_TO DO:_
Before doing anything else, copy the entries below exactly.

[Interface dataset entries]
##############################

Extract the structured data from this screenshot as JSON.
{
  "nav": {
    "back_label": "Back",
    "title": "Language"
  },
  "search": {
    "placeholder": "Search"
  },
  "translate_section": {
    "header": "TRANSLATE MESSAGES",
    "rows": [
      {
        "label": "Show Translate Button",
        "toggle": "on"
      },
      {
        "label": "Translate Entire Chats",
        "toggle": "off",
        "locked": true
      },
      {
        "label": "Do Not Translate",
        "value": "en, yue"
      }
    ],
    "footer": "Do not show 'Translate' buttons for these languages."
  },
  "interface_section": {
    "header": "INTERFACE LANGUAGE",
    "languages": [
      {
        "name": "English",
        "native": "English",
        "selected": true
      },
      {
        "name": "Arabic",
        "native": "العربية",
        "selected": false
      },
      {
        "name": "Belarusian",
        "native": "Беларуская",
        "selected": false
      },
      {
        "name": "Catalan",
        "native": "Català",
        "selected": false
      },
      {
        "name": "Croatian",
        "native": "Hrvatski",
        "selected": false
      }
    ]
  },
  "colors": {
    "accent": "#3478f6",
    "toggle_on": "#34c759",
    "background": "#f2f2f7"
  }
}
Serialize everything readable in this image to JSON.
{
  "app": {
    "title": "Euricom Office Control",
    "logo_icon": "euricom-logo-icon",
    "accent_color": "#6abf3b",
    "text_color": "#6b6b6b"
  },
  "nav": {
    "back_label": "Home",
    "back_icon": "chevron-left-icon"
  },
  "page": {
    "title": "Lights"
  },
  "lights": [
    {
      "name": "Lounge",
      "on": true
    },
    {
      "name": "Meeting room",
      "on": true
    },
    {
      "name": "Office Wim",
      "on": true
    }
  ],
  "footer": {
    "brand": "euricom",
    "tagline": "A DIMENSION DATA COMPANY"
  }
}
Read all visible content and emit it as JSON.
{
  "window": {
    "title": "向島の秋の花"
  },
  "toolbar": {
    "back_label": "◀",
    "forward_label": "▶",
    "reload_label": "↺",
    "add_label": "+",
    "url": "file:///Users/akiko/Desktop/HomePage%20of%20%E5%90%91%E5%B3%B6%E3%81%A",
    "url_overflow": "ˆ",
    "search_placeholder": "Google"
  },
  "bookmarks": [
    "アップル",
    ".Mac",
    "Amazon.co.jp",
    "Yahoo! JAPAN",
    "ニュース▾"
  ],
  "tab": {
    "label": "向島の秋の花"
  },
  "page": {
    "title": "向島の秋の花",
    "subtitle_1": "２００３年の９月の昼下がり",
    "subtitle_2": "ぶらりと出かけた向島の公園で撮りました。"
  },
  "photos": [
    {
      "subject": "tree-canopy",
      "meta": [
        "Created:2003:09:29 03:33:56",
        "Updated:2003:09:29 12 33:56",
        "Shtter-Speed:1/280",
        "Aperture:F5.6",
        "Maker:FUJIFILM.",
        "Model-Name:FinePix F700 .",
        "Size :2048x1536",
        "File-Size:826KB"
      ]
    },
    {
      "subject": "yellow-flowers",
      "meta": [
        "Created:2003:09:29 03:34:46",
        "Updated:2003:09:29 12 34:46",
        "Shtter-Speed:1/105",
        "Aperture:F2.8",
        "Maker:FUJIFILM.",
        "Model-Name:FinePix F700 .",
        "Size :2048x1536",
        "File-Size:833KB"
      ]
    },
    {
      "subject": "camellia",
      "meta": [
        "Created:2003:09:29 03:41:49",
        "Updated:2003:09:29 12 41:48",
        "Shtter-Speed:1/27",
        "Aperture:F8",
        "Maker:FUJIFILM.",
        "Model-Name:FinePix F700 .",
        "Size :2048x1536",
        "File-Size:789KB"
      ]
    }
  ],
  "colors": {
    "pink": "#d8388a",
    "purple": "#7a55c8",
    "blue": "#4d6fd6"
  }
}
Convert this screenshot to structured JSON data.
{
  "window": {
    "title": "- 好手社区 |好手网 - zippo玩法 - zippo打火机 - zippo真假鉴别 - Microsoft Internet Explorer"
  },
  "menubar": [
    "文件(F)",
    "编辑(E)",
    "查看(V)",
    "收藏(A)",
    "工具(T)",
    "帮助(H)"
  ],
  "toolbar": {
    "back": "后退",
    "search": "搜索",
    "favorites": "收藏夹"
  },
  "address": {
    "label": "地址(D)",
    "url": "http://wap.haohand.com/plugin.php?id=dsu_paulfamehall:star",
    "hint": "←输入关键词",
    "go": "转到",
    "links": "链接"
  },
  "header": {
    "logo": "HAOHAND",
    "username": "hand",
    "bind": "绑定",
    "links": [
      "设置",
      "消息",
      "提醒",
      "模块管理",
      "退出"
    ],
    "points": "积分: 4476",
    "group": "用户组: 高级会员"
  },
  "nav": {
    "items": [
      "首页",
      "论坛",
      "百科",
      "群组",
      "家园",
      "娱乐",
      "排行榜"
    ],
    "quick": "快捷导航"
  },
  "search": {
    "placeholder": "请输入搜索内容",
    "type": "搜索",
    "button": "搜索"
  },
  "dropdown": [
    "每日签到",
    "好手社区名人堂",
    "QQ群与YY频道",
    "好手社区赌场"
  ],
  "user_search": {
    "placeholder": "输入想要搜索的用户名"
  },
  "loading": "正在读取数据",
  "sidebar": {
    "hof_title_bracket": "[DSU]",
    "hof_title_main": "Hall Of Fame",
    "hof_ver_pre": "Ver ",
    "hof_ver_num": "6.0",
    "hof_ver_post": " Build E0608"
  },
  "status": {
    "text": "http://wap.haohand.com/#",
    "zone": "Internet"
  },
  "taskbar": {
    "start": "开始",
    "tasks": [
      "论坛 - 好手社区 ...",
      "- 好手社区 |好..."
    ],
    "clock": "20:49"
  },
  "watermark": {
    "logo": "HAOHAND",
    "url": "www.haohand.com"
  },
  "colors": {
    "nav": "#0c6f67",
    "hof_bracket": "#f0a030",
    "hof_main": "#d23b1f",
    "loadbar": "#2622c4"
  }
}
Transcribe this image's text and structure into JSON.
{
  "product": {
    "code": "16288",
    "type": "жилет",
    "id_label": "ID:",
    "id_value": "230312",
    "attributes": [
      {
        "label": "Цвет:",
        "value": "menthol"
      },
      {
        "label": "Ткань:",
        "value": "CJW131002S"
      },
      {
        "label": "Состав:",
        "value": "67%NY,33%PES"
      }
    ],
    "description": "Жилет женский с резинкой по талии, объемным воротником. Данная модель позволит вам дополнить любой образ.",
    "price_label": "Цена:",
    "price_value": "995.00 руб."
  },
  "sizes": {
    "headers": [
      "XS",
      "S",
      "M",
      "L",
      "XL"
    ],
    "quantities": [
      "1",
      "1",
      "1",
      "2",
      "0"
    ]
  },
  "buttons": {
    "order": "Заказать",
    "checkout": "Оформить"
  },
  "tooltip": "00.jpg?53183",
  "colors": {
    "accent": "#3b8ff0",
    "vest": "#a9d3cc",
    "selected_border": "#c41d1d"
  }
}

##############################

_RESULT FOR THIS TASK:_
Extract the structured data from this screenshot as JSON.
{
  "nav": {
    "back_label": "Back",
    "title": "Language"
  },
  "search": {
    "placeholder": "Search"
  },
  "translate_section": {
    "header": "TRANSLATE MESSAGES",
    "rows": [
      {
        "label": "Show Translate Button",
        "toggle": "on"
      },
      {
        "label": "Translate Entire Chats",
        "toggle": "off",
        "locked": true
      },
      {
        "label": "Do Not Translate",
        "value": "en, yue"
      }
    ],
    "footer": "Do not show 'Translate' buttons for these languages."
  },
  "interface_section": {
    "header": "INTERFACE LANGUAGE",
    "languages": [
      {
        "name": "English",
        "native": "English",
        "selected": true
      },
      {
        "name": "Arabic",
        "native": "العربية",
        "selected": false
      },
      {
        "name": "Belarusian",
        "native": "Беларуская",
        "selected": false
      },
      {
        "name": "Catalan",
        "native": "Català",
        "selected": false
      },
      {
        "name": "Croatian",
        "native": "Hrvatski",
        "selected": false
      }
    ]
  },
  "colors": {
    "accent": "#3478f6",
    "toggle_on": "#34c759",
    "background": "#f2f2f7"
  }
}
Serialize everything readable in this image to JSON.
{
  "app": {
    "title": "Euricom Office Control",
    "logo_icon": "euricom-logo-icon",
    "accent_color": "#6abf3b",
    "text_color": "#6b6b6b"
  },
  "nav": {
    "back_label": "Home",
    "back_icon": "chevron-left-icon"
  },
  "page": {
    "title": "Lights"
  },
  "lights": [
    {
      "name": "Lounge",
      "on": true
    },
    {
      "name": "Meeting room",
      "on": true
    },
    {
      "name": "Office Wim",
      "on": true
    }
  ],
  "footer": {
    "brand": "euricom",
    "tagline": "A DIMENSION DATA COMPANY"
  }
}
Read all visible content and emit it as JSON.
{
  "window": {
    "title": "向島の秋の花"
  },
  "toolbar": {
    "back_label": "◀",
    "forward_label": "▶",
    "reload_label": "↺",
    "add_label": "+",
    "url": "file:///Users/akiko/Desktop/HomePage%20of%20%E5%90%91%E5%B3%B6%E3%81%A",
    "url_overflow": "ˆ",
    "search_placeholder": "Google"
  },
  "bookmarks": [
    "アップル",
    ".Mac",
    "Amazon.co.jp",
    "Yahoo! JAPAN",
    "ニュース▾"
  ],
  "tab": {
    "label": "向島の秋の花"
  },
  "page": {
    "title": "向島の秋の花",
    "subtitle_1": "２００３年の９月の昼下がり",
    "subtitle_2": "ぶらりと出かけた向島の公園で撮りました。"
  },
  "photos": [
    {
      "subject": "tree-canopy",
      "meta": [
        "Created:2003:09:29 03:33:56",
        "Updated:2003:09:29 12 33:56",
        "Shtter-Speed:1/280",
        "Aperture:F5.6",
        "Maker:FUJIFILM.",
        "Model-Name:FinePix F700 .",
        "Size :2048x1536",
        "File-Size:826KB"
      ]
    },
    {
      "subject": "yellow-flowers",
      "meta": [
        "Created:2003:09:29 03:34:46",
        "Updated:2003:09:29 12 34:46",
        "Shtter-Speed:1/105",
        "Aperture:F2.8",
        "Maker:FUJIFILM.",
        "Model-Name:FinePix F700 .",
        "Size :2048x1536",
        "File-Size:833KB"
      ]
    },
    {
      "subject": "camellia",
      "meta": [
        "Created:2003:09:29 03:41:49",
        "Updated:2003:09:29 12 41:48",
        "Shtter-Speed:1/27",
        "Aperture:F8",
        "Maker:FUJIFILM.",
        "Model-Name:FinePix F700 .",
        "Size :2048x1536",
        "File-Size:789KB"
      ]
    }
  ],
  "colors": {
    "pink": "#d8388a",
    "purple": "#7a55c8",
    "blue": "#4d6fd6"
  }
}
Convert this screenshot to structured JSON data.
{
  "window": {
    "title": "- 好手社区 |好手网 - zippo玩法 - zippo打火机 - zippo真假鉴别 - Microsoft Internet Explorer"
  },
  "menubar": [
    "文件(F)",
    "编辑(E)",
    "查看(V)",
    "收藏(A)",
    "工具(T)",
    "帮助(H)"
  ],
  "toolbar": {
    "back": "后退",
    "search": "搜索",
    "favorites": "收藏夹"
  },
  "address": {
    "label": "地址(D)",
    "url": "http://wap.haohand.com/plugin.php?id=dsu_paulfamehall:star",
    "hint": "←输入关键词",
    "go": "转到",
    "links": "链接"
  },
  "header": {
    "logo": "HAOHAND",
    "username": "hand",
    "bind": "绑定",
    "links": [
      "设置",
      "消息",
      "提醒",
      "模块管理",
      "退出"
    ],
    "points": "积分: 4476",
    "group": "用户组: 高级会员"
  },
  "nav": {
    "items": [
      "首页",
      "论坛",
      "百科",
      "群组",
      "家园",
      "娱乐",
      "排行榜"
    ],
    "quick": "快捷导航"
  },
  "search": {
    "placeholder": "请输入搜索内容",
    "type": "搜索",
    "button": "搜索"
  },
  "dropdown": [
    "每日签到",
    "好手社区名人堂",
    "QQ群与YY频道",
    "好手社区赌场"
  ],
  "user_search": {
    "placeholder": "输入想要搜索的用户名"
  },
  "loading": "正在读取数据",
  "sidebar": {
    "hof_title_bracket": "[DSU]",
    "hof_title_main": "Hall Of Fame",
    "hof_ver_pre": "Ver ",
    "hof_ver_num": "6.0",
    "hof_ver_post": " Build E0608"
  },
  "status": {
    "text": "http://wap.haohand.com/#",
    "zone": "Internet"
  },
  "taskbar": {
    "start": "开始",
    "tasks": [
      "论坛 - 好手社区 ...",
      "- 好手社区 |好..."
    ],
    "clock": "20:49"
  },
  "watermark": {
    "logo": "HAOHAND",
    "url": "www.haohand.com"
  },
  "colors": {
    "nav": "#0c6f67",
    "hof_bracket": "#f0a030",
    "hof_main": "#d23b1f",
    "loadbar": "#2622c4"
  }
}
Transcribe this image's text and structure into JSON.
{
  "product": {
    "code": "16288",
    "type": "жилет",
    "id_label": "ID:",
    "id_value": "230312",
    "attributes": [
      {
        "label": "Цвет:",
        "value": "menthol"
      },
      {
        "label": "Ткань:",
        "value": "CJW131002S"
      },
      {
        "label": "Состав:",
        "value": "67%NY,33%PES"
      }
    ],
    "description": "Жилет женский с резинкой по талии, объемным воротником. Данная модель позволит вам дополнить любой образ.",
    "price_label": "Цена:",
    "price_value": "995.00 руб."
  },
  "sizes": {
    "headers": [
      "XS",
      "S",
      "M",
      "L",
      "XL"
    ],
    "quantities": [
      "1",
      "1",
      "1",
      "2",
      "0"
    ]
  },
  "buttons": {
    "order": "Заказать",
    "checkout": "Оформить"
  },
  "tooltip": "00.jpg?53183",
  "colors": {
    "accent": "#3b8ff0",
    "vest": "#a9d3cc",
    "selected_border": "#c41d1d"
  }
}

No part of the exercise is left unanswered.